SAT Grid-In Questions
The SAT Math Grid-Ins are tough. After all, you don't get choices like you do with the SAT math multiple-choice questions. However, there are only 10 of these question types, so even though they're difficult, it's not the end of your SAT score if you falter a little bit.
Each question offers you a problem that you must solve, and a grid where you must fill in the answer. You will not be given choices, so the questions are a little more difficult since you won't get even a shot at getting the answer correct if you don't know how to solve it.
These test your ability to reason mathematically, to understand basic math terminology, and to recall basic mathematic formulas and principles – i.e. factoring polynomials, determining slope, working with sets and sequences, etc. Brush up on your Geometry, Statistics, Algebra and the like. Guess if you don't know, because you aren’t penalized for wrong answers on SAT Math grid-ins.
Answer These Questions Last
Because you’ll need to do some calculations and scratch out the correct answer yourself, work on these after you've finished the SAT Math multiple-choice questions.
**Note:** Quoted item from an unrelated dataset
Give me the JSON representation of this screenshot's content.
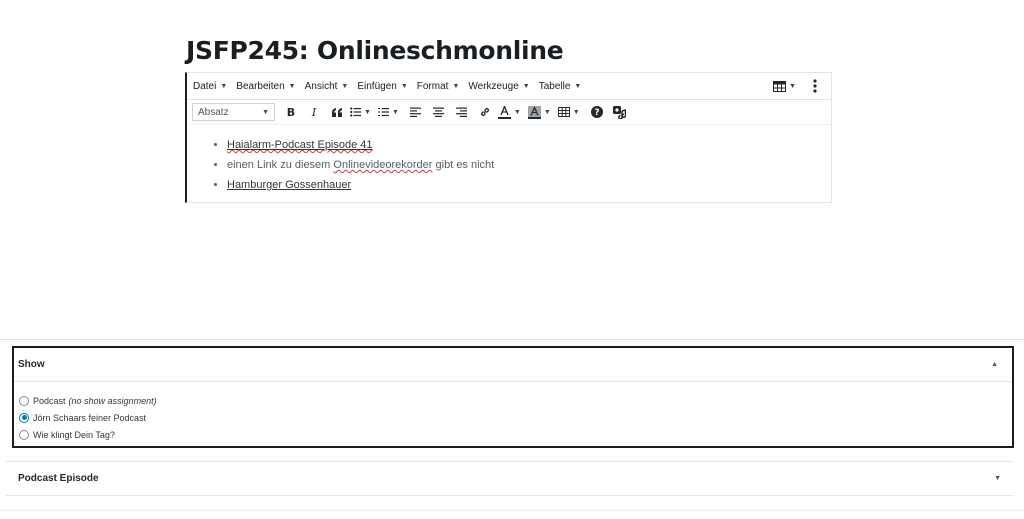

Plus, since there are only 10 of these, if you don’t get to them all, you’ll still have a higher chance of scoring well if you answer all the multiple-choice questions.
The Question Get More Difficult As You Proceed
The last grid-ins are the toughest by far, so answer them in order and do yourself a favor.
SAT Math Grid-in Example:
- The sum of the digits is 6.
- Each digit is different.
- The number is odd.
What is the greatest 4-digit number that has all of the characteristics listed above?Correct Answer: 3,201
SAT Math Grid-in Practice:
Try your hand at these SAT Grid-in practice problems! Good luck!